Many people dislike having to take RMDs because they don’t need the money to live on but are being forced to take it out and of course pay tax on it when they do. I frequently get asked if there is a way around taking an RMD. Mostly the answer is no. One option is to make a qualified charitable distribution (QCD) if you are 70 ½ and the donation is $100,000 or less. A QCD can satisfy your RMD requirement for that year up to the $100,000 limit. Not all retirement money however is always currently subject to an RMD. The still working exception allows a current employee who is an active participant in a company retirement plan (not an IRA) to delay taking an RMD, but only as it relates to the funds in that plan. You still have to calculate your RMD from all of your other retirement assets. You must be working past 12/31 of that year to be considered still working. If you retire before 1/1 of the following year, even if you worked on 12/31, you still are required to take your RMD that year! You must retire on 1/1 or you will still be required to take an RMD that year. If you are a 5% or more owner of the company however, then you cannot use the still working exception. Be careful, family members ownership can count as yours towards that 5% ownership. The 5% ownership limit is determined only one time, and not every year. It is determined when you should normally be subject to your RMD (plan year end of when you turn 72). If you later acquire more than 5% of the company, it won’t preclude you from taking the still working exception. Also note that plans are not required to allow you to take the still working exception.

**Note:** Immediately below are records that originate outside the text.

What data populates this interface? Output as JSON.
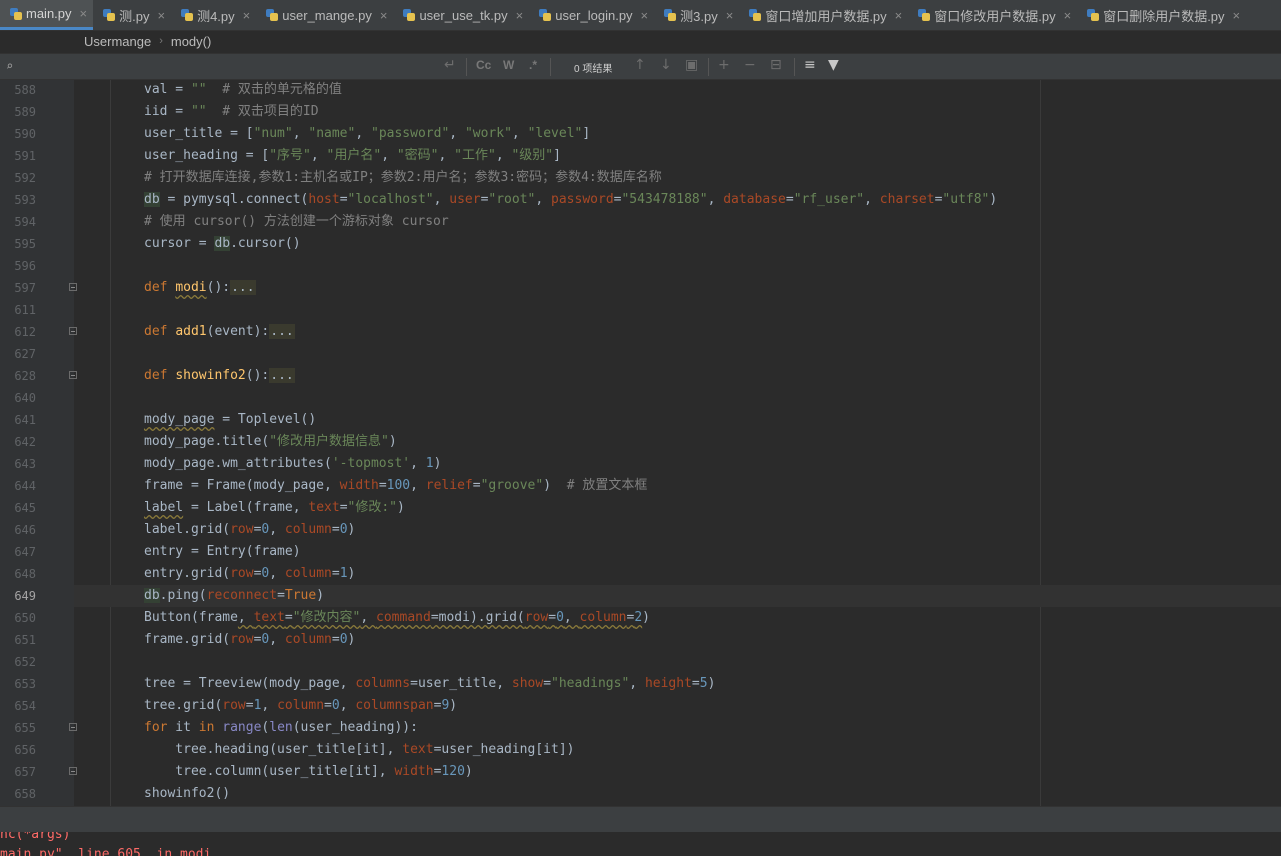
{
  "tabs": [
    {
      "label": "main.py",
      "active": true
    },
    {
      "label": "测.py",
      "active": false
    },
    {
      "label": "测4.py",
      "active": false
    },
    {
      "label": "user_mange.py",
      "active": false
    },
    {
      "label": "user_use_tk.py",
      "active": false
    },
    {
      "label": "user_login.py",
      "active": false
    },
    {
      "label": "测3.py",
      "active": false
    },
    {
      "label": "窗口增加用户数据.py",
      "active": false
    },
    {
      "label": "窗口修改用户数据.py",
      "active": false
    },
    {
      "label": "窗口删除用户数据.py",
      "active": false
    }
  ],
  "breadcrumb": {
    "class_name": "Usermange",
    "method_name": "mody()"
  },
  "search": {
    "value": "",
    "match_case_label": "Cc",
    "words_label": "W",
    "regex_label": ".*",
    "results_label": "0 项结果"
  },
  "lines": [
    {
      "num": "588",
      "html": "val = <span class=\"str\">\"\"</span>  <span class=\"cm\"># 双击的单元格的值</span>"
    },
    {
      "num": "589",
      "html": "iid = <span class=\"str\">\"\"</span>  <span class=\"cm\"># 双击项目的ID</span>"
    },
    {
      "num": "590",
      "html": "user_title = [<span class=\"str\">\"num\"</span>, <span class=\"str\">\"name\"</span>, <span class=\"str\">\"password\"</span>, <span class=\"str\">\"work\"</span>, <span class=\"str\">\"level\"</span>]"
    },
    {
      "num": "591",
      "html": "user_heading = [<span class=\"str\">\"序号\"</span>, <span class=\"str\">\"用户名\"</span>, <span class=\"str\">\"密码\"</span>, <span class=\"str\">\"工作\"</span>, <span class=\"str\">\"级别\"</span>]"
    },
    {
      "num": "592",
      "html": "<span class=\"cm\"># 打开数据库连接,参数1:主机名或IP；参数2:用户名；参数3:密码；参数4:数据库名称</span>"
    },
    {
      "num": "593",
      "html": "<span class=\"hl-db\">db</span> = pymysql.connect(<span class=\"par\">host</span>=<span class=\"str\">\"localhost\"</span>, <span class=\"par\">user</span>=<span class=\"str\">\"root\"</span>, <span class=\"par\">password</span>=<span class=\"str\">\"543478188\"</span>, <span class=\"par\">database</span>=<span class=\"str\">\"rf_user\"</span>, <span class=\"par\">charset</span>=<span class=\"str\">\"utf8\"</span>)"
    },
    {
      "num": "594",
      "html": "<span class=\"cm\"># 使用 cursor() 方法创建一个游标对象 cursor</span>"
    },
    {
      "num": "595",
      "html": "cursor = <span class=\"hl-db\">db</span>.cursor()"
    },
    {
      "num": "596",
      "html": ""
    },
    {
      "num": "597",
      "html": "<span class=\"kw\">def</span> <span class=\"fn warn\">modi</span>():<span class=\"fold-text\">...</span>",
      "fold": true
    },
    {
      "num": "611",
      "html": ""
    },
    {
      "num": "612",
      "html": "<span class=\"kw\">def</span> <span class=\"fn\">add1</span>(event):<span class=\"fold-text\">...</span>",
      "fold": true
    },
    {
      "num": "627",
      "html": ""
    },
    {
      "num": "628",
      "html": "<span class=\"kw\">def</span> <span class=\"fn\">showinfo2</span>():<span class=\"fold-text\">...</span>",
      "fold": true
    },
    {
      "num": "640",
      "html": ""
    },
    {
      "num": "641",
      "html": "<span class=\"warn\">mody_page</span> = Toplevel()"
    },
    {
      "num": "642",
      "html": "mody_page.title(<span class=\"str\">\"修改用户数据信息\"</span>)"
    },
    {
      "num": "643",
      "html": "mody_page.wm_attributes(<span class=\"str\">'-topmost'</span>, <span class=\"num\">1</span>)"
    },
    {
      "num": "644",
      "html": "frame = Frame(mody_page, <span class=\"par\">width</span>=<span class=\"num\">100</span>, <span class=\"par\">relief</span>=<span class=\"str\">\"groove\"</span>)  <span class=\"cm\"># 放置文本框</span>"
    },
    {
      "num": "645",
      "html": "<span class=\"warn\">label</span> = Label(frame, <span class=\"par\">text</span>=<span class=\"str\">\"修改:\"</span>)"
    },
    {
      "num": "646",
      "html": "label.grid(<span class=\"par\">row</span>=<span class=\"num\">0</span>, <span class=\"par\">column</span>=<span class=\"num\">0</span>)"
    },
    {
      "num": "647",
      "html": "entry = Entry(frame)"
    },
    {
      "num": "648",
      "html": "entry.grid(<span class=\"par\">row</span>=<span class=\"num\">0</span>, <span class=\"par\">column</span>=<span class=\"num\">1</span>)"
    },
    {
      "num": "649",
      "html": "<span class=\"hl-db\">db</span>.ping(<span class=\"par\">reconnect</span>=<span class=\"kw\">True</span>)",
      "current": true
    },
    {
      "num": "650",
      "html": "Button(frame<span class=\"warn\">, <span class=\"par\">text</span>=<span class=\"str\">\"修改内容\"</span>, <span class=\"par\">command</span>=modi).grid(<span class=\"par\">row</span>=<span class=\"num\">0</span>, <span class=\"par\">column</span>=<span class=\"num\">2</span></span>)"
    },
    {
      "num": "651",
      "html": "frame.grid(<span class=\"par\">row</span>=<span class=\"num\">0</span>, <span class=\"par\">column</span>=<span class=\"num\">0</span>)"
    },
    {
      "num": "652",
      "html": ""
    },
    {
      "num": "653",
      "html": "tree = Treeview(mody_page, <span class=\"par\">columns</span>=user_title, <span class=\"par\">show</span>=<span class=\"str\">\"headings\"</span>, <span class=\"par\">height</span>=<span class=\"num\">5</span>)"
    },
    {
      "num": "654",
      "html": "tree.grid(<span class=\"par\">row</span>=<span class=\"num\">1</span>, <span class=\"par\">column</span>=<span class=\"num\">0</span>, <span class=\"par\">columnspan</span>=<span class=\"num\">9</span>)"
    },
    {
      "num": "655",
      "html": "<span class=\"kw\">for</span> it <span class=\"kw\">in</span> <span class=\"bi\">range</span>(<span class=\"bi\">len</span>(user_heading)):",
      "fold": true
    },
    {
      "num": "656",
      "html": "    tree.heading(user_title[it], <span class=\"par\">text</span>=user_heading[it])"
    },
    {
      "num": "657",
      "html": "    tree.column(user_title[it], <span class=\"par\">width</span>=<span class=\"num\">120</span>)",
      "fold": true
    },
    {
      "num": "658",
      "html": "showinfo2()"
    }
  ],
  "console": [
    "nc(*args)",
    "main.py\", line 605, in modi"
  ]
}
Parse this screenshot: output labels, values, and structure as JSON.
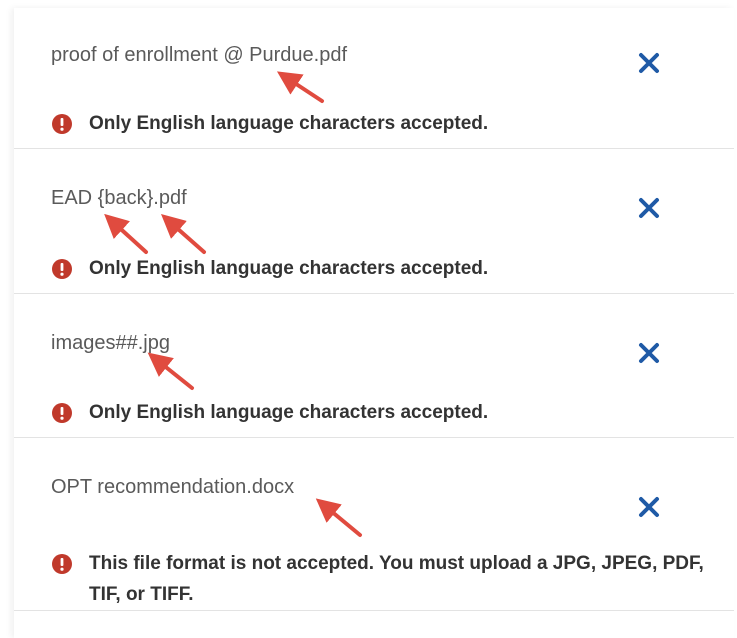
{
  "colors": {
    "remove_icon": "#1f5aa6",
    "error_icon": "#c0392b",
    "annotation_arrow": "#e04b3f"
  },
  "files": [
    {
      "name": "proof of enrollment @ Purdue.pdf",
      "error": "Only English language characters accepted.",
      "remove_icon": "close-icon",
      "error_icon": "exclamation-circle-icon"
    },
    {
      "name": "EAD {back}.pdf",
      "error": "Only English language characters accepted.",
      "remove_icon": "close-icon",
      "error_icon": "exclamation-circle-icon"
    },
    {
      "name": "images##.jpg",
      "error": "Only English language characters accepted.",
      "remove_icon": "close-icon",
      "error_icon": "exclamation-circle-icon"
    },
    {
      "name": "OPT recommendation.docx",
      "error": "This file format is not accepted. You must upload a JPG, JPEG, PDF, TIF, or TIFF.",
      "remove_icon": "close-icon",
      "error_icon": "exclamation-circle-icon"
    }
  ]
}
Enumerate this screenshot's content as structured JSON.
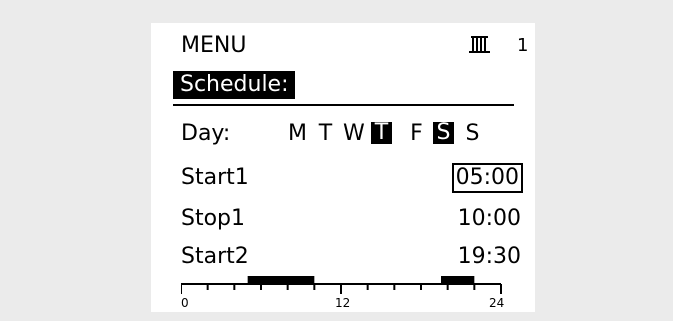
{
  "header": {
    "title": "MENU",
    "circuit_icon": "heating-circuit-icon",
    "circuit_number": "1"
  },
  "section": {
    "title": "Schedule:"
  },
  "day_row": {
    "label": "Day:",
    "days": [
      {
        "letter": "M",
        "selected": false
      },
      {
        "letter": "T",
        "selected": false
      },
      {
        "letter": "W",
        "selected": false
      },
      {
        "letter": "T",
        "selected": true
      },
      {
        "letter": "F",
        "selected": false
      },
      {
        "letter": "S",
        "selected": true
      },
      {
        "letter": "S",
        "selected": false
      }
    ]
  },
  "periods": [
    {
      "label": "Start1",
      "value": "05:00",
      "focused": true
    },
    {
      "label": "Stop1",
      "value": "10:00",
      "focused": false
    },
    {
      "label": "Start2",
      "value": "19:30",
      "focused": false
    }
  ],
  "timeline": {
    "axis_labels": [
      "0",
      "12",
      "24"
    ],
    "range_hours": [
      0,
      24
    ],
    "active_blocks_hours": [
      [
        5,
        10
      ],
      [
        19.5,
        22
      ]
    ]
  }
}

The plans rules ultimately determine if delaying your RMD is possible.
If you can delay your RMD under the still working exception, your RMD would be due in the year you retire, or as late as 4/1 of the following year but remember you would need to take two RMDs that year if you wait. As you can see, these rules can be very confusing. It is very important that you speak with your CPA and advisor before taking these distributions to ensure the calculations are correct.
T. Eric Reich, CIMA, CFP, CLU, ChFC is president and founder of Reich Asset Management and can be reached at 609-486-5073 or
Securities offered through Kestra Investment Services, LLC (Kestra IS), member FINRA/SIPC. Investment advisory services offered through Kestra Advisory Services, LLC (Kestra AS), an affiliate of Kestra IS. Reich Asset Management, LLC is not affiliated with Kestra IS or Kestra AS. The opinions expressed in this commentary are those of the author and may not necessarily reflect those held by Kestra Investment Services, LLC or Kestra Advisory Services, LLC. This is for general information only and is not intended to provide specific investment advice or recommendations for any individual. It is suggested that you consult your financial professional, attorney, or tax advisor with regard to your individual situation. To view form CRS visit https://bit.ly/KF-Disclosures.